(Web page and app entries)
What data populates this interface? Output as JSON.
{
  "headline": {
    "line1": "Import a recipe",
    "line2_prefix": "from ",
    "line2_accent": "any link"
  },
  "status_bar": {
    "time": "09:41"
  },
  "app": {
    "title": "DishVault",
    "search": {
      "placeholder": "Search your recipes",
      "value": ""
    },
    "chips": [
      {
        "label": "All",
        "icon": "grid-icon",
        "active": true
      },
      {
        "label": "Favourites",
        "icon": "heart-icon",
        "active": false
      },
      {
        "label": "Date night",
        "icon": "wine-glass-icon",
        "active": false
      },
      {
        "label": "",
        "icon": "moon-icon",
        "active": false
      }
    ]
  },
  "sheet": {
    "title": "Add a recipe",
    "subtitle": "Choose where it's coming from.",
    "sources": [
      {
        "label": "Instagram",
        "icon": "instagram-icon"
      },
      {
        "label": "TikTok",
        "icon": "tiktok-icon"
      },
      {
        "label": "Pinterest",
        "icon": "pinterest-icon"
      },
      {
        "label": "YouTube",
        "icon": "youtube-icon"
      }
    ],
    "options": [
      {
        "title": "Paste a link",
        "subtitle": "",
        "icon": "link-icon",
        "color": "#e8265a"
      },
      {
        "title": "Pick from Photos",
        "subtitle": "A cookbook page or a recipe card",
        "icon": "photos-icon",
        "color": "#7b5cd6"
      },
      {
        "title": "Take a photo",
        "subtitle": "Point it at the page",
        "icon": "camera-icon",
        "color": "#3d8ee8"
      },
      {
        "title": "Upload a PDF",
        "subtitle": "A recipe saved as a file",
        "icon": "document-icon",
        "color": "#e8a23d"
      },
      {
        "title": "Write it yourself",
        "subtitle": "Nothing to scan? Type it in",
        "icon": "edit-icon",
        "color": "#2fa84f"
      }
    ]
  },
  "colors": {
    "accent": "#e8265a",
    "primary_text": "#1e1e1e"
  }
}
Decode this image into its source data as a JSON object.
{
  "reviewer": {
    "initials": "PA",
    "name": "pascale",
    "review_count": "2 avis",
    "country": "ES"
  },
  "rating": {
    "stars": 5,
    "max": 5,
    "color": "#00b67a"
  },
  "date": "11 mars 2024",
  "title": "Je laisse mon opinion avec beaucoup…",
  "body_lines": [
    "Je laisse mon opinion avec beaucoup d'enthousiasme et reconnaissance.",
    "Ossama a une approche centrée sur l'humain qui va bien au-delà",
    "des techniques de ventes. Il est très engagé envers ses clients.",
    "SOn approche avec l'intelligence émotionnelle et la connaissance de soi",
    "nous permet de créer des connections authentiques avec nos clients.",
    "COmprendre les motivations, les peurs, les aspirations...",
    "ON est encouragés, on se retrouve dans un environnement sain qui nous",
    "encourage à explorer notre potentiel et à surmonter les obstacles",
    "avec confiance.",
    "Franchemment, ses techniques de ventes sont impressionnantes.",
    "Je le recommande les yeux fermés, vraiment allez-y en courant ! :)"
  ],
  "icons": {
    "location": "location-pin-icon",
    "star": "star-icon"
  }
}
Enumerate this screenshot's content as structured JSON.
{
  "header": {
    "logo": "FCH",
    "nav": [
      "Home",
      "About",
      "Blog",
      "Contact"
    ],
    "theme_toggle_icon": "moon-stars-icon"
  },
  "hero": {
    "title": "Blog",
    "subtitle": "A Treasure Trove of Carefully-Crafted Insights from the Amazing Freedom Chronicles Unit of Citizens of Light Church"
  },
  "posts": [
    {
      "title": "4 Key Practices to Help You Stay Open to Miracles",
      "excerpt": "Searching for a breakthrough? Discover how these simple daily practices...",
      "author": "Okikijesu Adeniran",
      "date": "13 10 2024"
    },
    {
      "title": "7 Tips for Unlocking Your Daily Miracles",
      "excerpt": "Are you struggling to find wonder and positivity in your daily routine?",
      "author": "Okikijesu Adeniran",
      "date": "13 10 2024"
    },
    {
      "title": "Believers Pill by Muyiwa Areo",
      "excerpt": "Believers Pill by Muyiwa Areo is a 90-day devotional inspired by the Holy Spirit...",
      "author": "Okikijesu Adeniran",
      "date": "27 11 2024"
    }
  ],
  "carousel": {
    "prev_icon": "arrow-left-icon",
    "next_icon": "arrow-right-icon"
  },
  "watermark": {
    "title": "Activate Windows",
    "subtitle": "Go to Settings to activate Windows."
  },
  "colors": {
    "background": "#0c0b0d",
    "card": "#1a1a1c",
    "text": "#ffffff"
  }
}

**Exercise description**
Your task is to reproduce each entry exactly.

**Written answer**
What data populates this interface? Output as JSON.
{
  "headline": {
    "line1": "Import a recipe",
    "line2_prefix": "from ",
    "line2_accent": "any link"
  },
  "status_bar": {
    "time": "09:41"
  },
  "app": {
    "title": "DishVault",
    "search": {
      "placeholder": "Search your recipes",
      "value": ""
    },
    "chips": [
      {
        "label": "All",
        "icon": "grid-icon",
        "active": true
      },
      {
        "label": "Favourites",
        "icon": "heart-icon",
        "active": false
      },
      {
        "label": "Date night",
        "icon": "wine-glass-icon",
        "active": false
      },
      {
        "label": "",
        "icon": "moon-icon",
        "active": false
      }
    ]
  },
  "sheet": {
    "title": "Add a recipe",
    "subtitle": "Choose where it's coming from.",
    "sources": [
      {
        "label": "Instagram",
        "icon": "instagram-icon"
      },
      {
        "label": "TikTok",
        "icon": "tiktok-icon"
      },
      {
        "label": "Pinterest",
        "icon": "pinterest-icon"
      },
      {
        "label": "YouTube",
        "icon": "youtube-icon"
      }
    ],
    "options": [
      {
        "title": "Paste a link",
        "subtitle": "",
        "icon": "link-icon",
        "color": "#e8265a"
      },
      {
        "title": "Pick from Photos",
        "subtitle": "A cookbook page or a recipe card",
        "icon": "photos-icon",
        "color": "#7b5cd6"
      },
      {
        "title": "Take a photo",
        "subtitle": "Point it at the page",
        "icon": "camera-icon",
        "color": "#3d8ee8"
      },
      {
        "title": "Upload a PDF",
        "subtitle": "A recipe saved as a file",
        "icon": "document-icon",
        "color": "#e8a23d"
      },
      {
        "title": "Write it yourself",
        "subtitle": "Nothing to scan? Type it in",
        "icon": "edit-icon",
        "color": "#2fa84f"
      }
    ]
  },
  "colors": {
    "accent": "#e8265a",
    "primary_text": "#1e1e1e"
  }
}
Decode this image into its source data as a JSON object.
{
  "reviewer": {
    "initials": "PA",
    "name": "pascale",
    "review_count": "2 avis",
    "country": "ES"
  },
  "rating": {
    "stars": 5,
    "max": 5,
    "color": "#00b67a"
  },
  "date": "11 mars 2024",
  "title": "Je laisse mon opinion avec beaucoup…",
  "body_lines": [
    "Je laisse mon opinion avec beaucoup d'enthousiasme et reconnaissance.",
    "Ossama a une approche centrée sur l'humain qui va bien au-delà",
    "des techniques de ventes. Il est très engagé envers ses clients.",
    "SOn approche avec l'intelligence émotionnelle et la connaissance de soi",
    "nous permet de créer des connections authentiques avec nos clients.",
    "COmprendre les motivations, les peurs, les aspirations...",
    "ON est encouragés, on se retrouve dans un environnement sain qui nous",
    "encourage à explorer notre potentiel et à surmonter les obstacles",
    "avec confiance.",
    "Franchemment, ses techniques de ventes sont impressionnantes.",
    "Je le recommande les yeux fermés, vraiment allez-y en courant ! :)"
  ],
  "icons": {
    "location": "location-pin-icon",
    "star": "star-icon"
  }
}
Enumerate this screenshot's content as structured JSON.
{
  "header": {
    "logo": "FCH",
    "nav": [
      "Home",
      "About",
      "Blog",
      "Contact"
    ],
    "theme_toggle_icon": "moon-stars-icon"
  },
  "hero": {
    "title": "Blog",
    "subtitle": "A Treasure Trove of Carefully-Crafted Insights from the Amazing Freedom Chronicles Unit of Citizens of Light Church"
  },
  "posts": [
    {
      "title": "4 Key Practices to Help You Stay Open to Miracles",
      "excerpt": "Searching for a breakthrough? Discover how these simple daily practices...",
      "author": "Okikijesu Adeniran",
      "date": "13 10 2024"
    },
    {
      "title": "7 Tips for Unlocking Your Daily Miracles",
      "excerpt": "Are you struggling to find wonder and positivity in your daily routine?",
      "author": "Okikijesu Adeniran",
      "date": "13 10 2024"
    },
    {
      "title": "Believers Pill by Muyiwa Areo",
      "excerpt": "Believers Pill by Muyiwa Areo is a 90-day devotional inspired by the Holy Spirit...",
      "author": "Okikijesu Adeniran",
      "date": "27 11 2024"
    }
  ],
  "carousel": {
    "prev_icon": "arrow-left-icon",
    "next_icon": "arrow-right-icon"
  },
  "watermark": {
    "title": "Activate Windows",
    "subtitle": "Go to Settings to activate Windows."
  },
  "colors": {
    "background": "#0c0b0d",
    "card": "#1a1a1c",
    "text": "#ffffff"
  }
}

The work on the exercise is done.